The religious state is one in which man tends to perfection, status perfectionis acquirendae. To form a proper idea of it, one should read and meditate on the admirable pages in the Rule of St. Benedict on religious perfection and union with God, which ought daily to become more intimate in a life consecrated to the Lord. It would be profitable to study also what is said from the same comprehensive point of view about religious perfection by Blessed Humbert of the Romans, in his Expositio Regulae B. Augustini et super Constitutiones Fratrum Praedicatorum.(26) This work is a golden book for the formation of religious and for their preparation for the different offices to which obedience may assign them.



1. See IIa IIae, q. 184, a.4.

2. Ibid.,a.5.

3. Phil. 3: 12.

4. Cf. Salmanticenses, Theol. moralis, IV, De statu religioso, initio, nos. 10-25.

5. Summa, IIa IIae, q.88, a.6.

6. Ibid., q. 186, a.7.

7. Ibid., q. 184, a.5: "For religious bind themselves by vow to refrain from worldly things which they might lawfully use, in order more freely to give themselves to God, wherein consists the perfection of the present life."

8. Col. 3: 1-4.

9. See IIa IIae, q.182, a.4: "The active life precedes the contemplative life because it disposes one to it."

10. Ibid., q.152, a.4.

11. Ibid., q. 184, a. 3: "Primarily and essentially, the perfection of the Christian life consists in charity, principally as to the love of God, secondarily as to the love of our neighbor, both of which are the matter of the chief commandment of the divine law. . . . Secondarily and instrumentally, however, perfection consists in the observance of the counsels. . . which are directed to the removal of things that hinder the act of charity."

12. Ibid., a.6.

13. Ibid., a.8.

14. Ibid., q.189, a.1 ad 3um; 184, a.7 f.; Supplement, q.36, a.1, 3; q.40, a.4.

15. Ibid., Supplement, q.35, a.1, 2.

16. Matt. 13: 12.

17. The Imitation, Bk. IV, chap. 5.

18. See IIa IIae, q. 184, a.8.

19. The Imitation, Bk. IV, chap. 5.

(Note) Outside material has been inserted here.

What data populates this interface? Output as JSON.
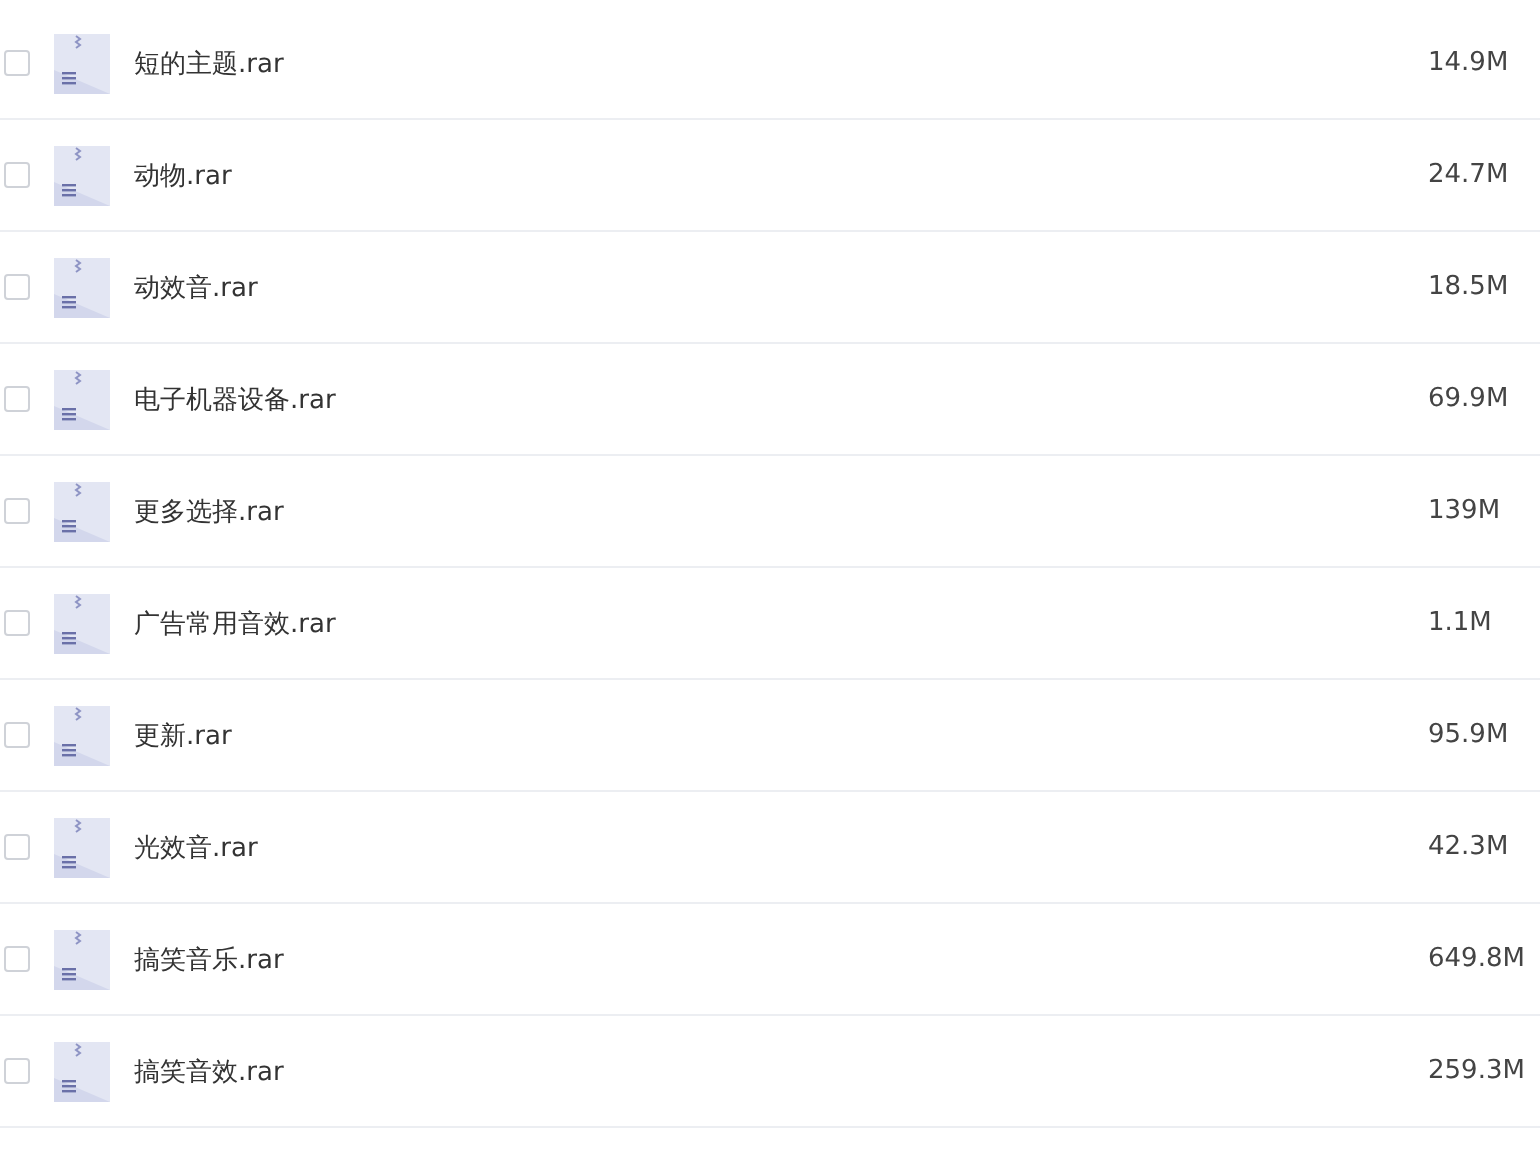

20.  Council of Trent, Sess. XXII, chap. I.

21. Summa, IIa IIae, q. 188, a.6.

22. Antoine Lestra, Le Pere Chevrier, 1935

23.  See II Cor. 12:15.

24. John 13: I5.

25.  Ex libro II Officiorum ad S. Fulgemium, chap. 5.

26. Ed. Berthier, Rome, 1889.